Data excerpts
* * * *
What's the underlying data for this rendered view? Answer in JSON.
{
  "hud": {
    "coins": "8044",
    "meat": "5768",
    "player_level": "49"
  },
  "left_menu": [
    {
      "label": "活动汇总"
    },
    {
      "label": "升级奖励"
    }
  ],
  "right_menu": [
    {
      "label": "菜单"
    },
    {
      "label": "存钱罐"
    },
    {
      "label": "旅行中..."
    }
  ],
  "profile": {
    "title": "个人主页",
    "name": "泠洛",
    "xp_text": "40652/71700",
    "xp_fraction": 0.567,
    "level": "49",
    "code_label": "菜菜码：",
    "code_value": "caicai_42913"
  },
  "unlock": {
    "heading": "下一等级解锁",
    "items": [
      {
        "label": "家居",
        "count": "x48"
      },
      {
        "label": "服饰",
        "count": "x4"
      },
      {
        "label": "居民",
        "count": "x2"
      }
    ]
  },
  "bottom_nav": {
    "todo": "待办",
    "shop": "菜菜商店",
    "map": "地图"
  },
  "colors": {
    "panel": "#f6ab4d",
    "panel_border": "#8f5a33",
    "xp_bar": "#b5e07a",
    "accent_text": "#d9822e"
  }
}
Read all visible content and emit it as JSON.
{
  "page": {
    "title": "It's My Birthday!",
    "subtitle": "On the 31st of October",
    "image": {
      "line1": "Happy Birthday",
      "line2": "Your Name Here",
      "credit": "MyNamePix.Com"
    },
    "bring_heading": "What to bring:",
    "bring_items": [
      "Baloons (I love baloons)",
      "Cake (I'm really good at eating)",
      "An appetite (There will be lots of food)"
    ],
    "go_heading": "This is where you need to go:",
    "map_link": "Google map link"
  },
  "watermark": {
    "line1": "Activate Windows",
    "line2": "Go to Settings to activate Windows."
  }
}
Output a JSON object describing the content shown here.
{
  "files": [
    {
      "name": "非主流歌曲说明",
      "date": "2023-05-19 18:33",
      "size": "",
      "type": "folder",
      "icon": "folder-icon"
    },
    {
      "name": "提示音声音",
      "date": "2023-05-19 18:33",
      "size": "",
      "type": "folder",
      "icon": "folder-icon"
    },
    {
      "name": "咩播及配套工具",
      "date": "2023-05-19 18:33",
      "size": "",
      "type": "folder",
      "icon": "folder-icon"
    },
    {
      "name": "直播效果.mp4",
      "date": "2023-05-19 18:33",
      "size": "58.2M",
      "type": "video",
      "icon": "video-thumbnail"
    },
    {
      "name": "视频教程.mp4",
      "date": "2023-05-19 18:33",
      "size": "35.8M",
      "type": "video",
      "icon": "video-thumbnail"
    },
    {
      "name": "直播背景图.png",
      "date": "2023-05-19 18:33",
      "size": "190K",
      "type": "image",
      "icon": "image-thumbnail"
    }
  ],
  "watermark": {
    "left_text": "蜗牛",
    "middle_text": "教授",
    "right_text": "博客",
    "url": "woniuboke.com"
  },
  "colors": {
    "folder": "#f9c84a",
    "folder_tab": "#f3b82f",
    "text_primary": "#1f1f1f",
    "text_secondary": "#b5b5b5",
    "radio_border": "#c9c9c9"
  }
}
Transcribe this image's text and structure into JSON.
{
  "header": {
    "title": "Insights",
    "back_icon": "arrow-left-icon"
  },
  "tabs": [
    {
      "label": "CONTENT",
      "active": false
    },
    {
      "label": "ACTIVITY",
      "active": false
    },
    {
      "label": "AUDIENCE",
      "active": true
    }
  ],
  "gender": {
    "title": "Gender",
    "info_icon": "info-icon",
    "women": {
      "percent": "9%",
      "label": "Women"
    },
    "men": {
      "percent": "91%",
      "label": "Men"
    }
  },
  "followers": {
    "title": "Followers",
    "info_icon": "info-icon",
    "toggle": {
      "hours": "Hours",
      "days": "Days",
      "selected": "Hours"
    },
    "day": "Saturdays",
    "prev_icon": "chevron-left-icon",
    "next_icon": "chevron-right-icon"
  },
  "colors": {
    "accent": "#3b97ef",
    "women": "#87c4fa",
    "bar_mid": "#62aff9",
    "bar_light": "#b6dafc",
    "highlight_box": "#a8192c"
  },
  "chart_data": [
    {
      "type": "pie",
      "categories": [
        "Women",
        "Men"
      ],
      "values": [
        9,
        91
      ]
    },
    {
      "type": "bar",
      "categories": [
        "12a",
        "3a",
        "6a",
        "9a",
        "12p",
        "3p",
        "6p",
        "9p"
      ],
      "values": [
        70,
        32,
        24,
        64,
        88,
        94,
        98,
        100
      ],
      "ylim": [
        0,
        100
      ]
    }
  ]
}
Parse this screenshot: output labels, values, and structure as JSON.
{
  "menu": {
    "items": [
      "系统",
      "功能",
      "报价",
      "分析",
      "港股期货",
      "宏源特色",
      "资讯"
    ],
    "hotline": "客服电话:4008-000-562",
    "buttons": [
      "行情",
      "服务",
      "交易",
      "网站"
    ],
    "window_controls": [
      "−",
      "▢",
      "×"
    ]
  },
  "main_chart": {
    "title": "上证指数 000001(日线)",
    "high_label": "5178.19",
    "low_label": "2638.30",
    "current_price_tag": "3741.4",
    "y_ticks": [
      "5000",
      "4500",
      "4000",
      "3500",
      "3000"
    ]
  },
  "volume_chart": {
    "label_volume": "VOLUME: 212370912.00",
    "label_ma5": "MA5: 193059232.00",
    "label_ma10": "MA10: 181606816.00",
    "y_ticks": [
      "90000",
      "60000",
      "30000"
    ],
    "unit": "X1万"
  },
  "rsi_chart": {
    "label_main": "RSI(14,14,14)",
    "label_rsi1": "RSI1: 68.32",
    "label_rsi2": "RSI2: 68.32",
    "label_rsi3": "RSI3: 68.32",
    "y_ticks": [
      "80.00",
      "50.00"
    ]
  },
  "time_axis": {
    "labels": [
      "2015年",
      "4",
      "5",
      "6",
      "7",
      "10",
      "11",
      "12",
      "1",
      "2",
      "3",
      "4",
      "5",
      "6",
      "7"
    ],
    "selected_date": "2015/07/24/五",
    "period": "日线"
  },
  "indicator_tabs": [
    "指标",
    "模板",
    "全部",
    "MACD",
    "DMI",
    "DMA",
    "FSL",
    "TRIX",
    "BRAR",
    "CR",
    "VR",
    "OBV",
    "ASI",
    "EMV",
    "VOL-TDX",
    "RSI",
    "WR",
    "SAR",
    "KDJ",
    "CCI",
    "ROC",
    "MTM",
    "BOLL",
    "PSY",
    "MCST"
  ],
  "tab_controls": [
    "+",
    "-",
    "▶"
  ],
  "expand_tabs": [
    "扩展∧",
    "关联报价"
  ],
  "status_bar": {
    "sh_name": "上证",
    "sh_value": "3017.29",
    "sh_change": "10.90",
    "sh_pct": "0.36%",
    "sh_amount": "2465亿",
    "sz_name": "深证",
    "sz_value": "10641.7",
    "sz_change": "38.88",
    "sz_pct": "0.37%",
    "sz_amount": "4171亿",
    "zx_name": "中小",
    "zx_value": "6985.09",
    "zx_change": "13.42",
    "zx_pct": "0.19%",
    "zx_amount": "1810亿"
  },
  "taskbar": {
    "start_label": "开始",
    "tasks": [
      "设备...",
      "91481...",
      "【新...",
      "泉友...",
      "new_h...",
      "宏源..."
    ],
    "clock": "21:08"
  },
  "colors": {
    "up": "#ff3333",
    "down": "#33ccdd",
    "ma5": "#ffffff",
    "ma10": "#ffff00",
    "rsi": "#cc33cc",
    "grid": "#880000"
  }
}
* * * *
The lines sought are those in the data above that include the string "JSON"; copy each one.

Solution for this exercise =>
What's the underlying data for this rendered view? Answer in JSON.
Read all visible content and emit it as JSON.
Output a JSON object describing the content shown here.
Transcribe this image's text and structure into JSON.
Parse this screenshot: output labels, values, and structure as JSON.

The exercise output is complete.